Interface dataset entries

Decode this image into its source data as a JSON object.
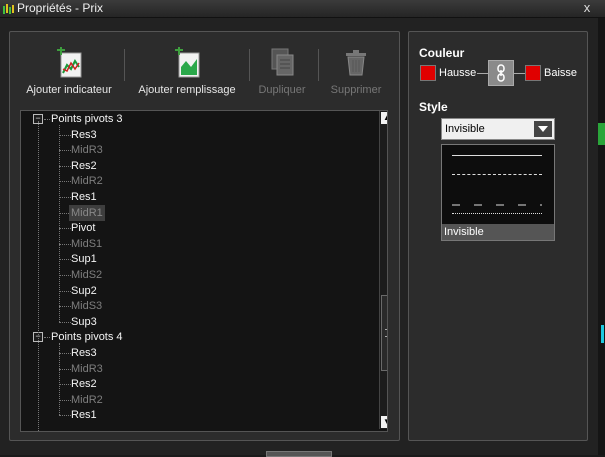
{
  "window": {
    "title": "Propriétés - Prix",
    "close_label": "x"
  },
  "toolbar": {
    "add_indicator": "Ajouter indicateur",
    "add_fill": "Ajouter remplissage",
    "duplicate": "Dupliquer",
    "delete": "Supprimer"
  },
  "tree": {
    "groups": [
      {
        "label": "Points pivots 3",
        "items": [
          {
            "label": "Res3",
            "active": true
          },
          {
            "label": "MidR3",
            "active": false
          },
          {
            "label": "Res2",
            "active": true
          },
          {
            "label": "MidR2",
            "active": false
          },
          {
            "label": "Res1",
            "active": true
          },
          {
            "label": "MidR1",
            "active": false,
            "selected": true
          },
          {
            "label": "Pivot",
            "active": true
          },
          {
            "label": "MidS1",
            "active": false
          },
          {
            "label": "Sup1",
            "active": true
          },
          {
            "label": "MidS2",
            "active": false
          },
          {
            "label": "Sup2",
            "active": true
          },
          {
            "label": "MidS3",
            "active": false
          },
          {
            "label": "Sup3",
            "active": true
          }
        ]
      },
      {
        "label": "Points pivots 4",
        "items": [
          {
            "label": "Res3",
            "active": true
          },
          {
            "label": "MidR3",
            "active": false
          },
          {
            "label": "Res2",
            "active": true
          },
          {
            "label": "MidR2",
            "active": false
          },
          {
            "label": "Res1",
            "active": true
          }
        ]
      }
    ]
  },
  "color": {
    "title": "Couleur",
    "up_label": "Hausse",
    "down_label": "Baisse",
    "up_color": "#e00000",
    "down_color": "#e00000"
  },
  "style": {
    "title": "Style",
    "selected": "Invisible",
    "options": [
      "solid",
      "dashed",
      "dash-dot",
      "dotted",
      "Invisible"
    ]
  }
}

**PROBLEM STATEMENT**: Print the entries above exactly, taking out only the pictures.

**SOLUTION TO THIS EXERCISE**:
Decode this image into its source data as a JSON object.
{
  "window": {
    "title": "Propriétés - Prix",
    "close_label": "x"
  },
  "toolbar": {
    "add_indicator": "Ajouter indicateur",
    "add_fill": "Ajouter remplissage",
    "duplicate": "Dupliquer",
    "delete": "Supprimer"
  },
  "tree": {
    "groups": [
      {
        "label": "Points pivots 3",
        "items": [
          {
            "label": "Res3",
            "active": true
          },
          {
            "label": "MidR3",
            "active": false
          },
          {
            "label": "Res2",
            "active": true
          },
          {
            "label": "MidR2",
            "active": false
          },
          {
            "label": "Res1",
            "active": true
          },
          {
            "label": "MidR1",
            "active": false,
            "selected": true
          },
          {
            "label": "Pivot",
            "active": true
          },
          {
            "label": "MidS1",
            "active": false
          },
          {
            "label": "Sup1",
            "active": true
          },
          {
            "label": "MidS2",
            "active": false
          },
          {
            "label": "Sup2",
            "active": true
          },
          {
            "label": "MidS3",
            "active": false
          },
          {
            "label": "Sup3",
            "active": true
          }
        ]
      },
      {
        "label": "Points pivots 4",
        "items": [
          {
            "label": "Res3",
            "active": true
          },
          {
            "label": "MidR3",
            "active": false
          },
          {
            "label": "Res2",
            "active": true
          },
          {
            "label": "MidR2",
            "active": false
          },
          {
            "label": "Res1",
            "active": true
          }
        ]
      }
    ]
  },
  "color": {
    "title": "Couleur",
    "up_label": "Hausse",
    "down_label": "Baisse",
    "up_color": "#e00000",
    "down_color": "#e00000"
  },
  "style": {
    "title": "Style",
    "selected": "Invisible",
    "options": [
      "solid",
      "dashed",
      "dash-dot",
      "dotted",
      "Invisible"
    ]
  }
}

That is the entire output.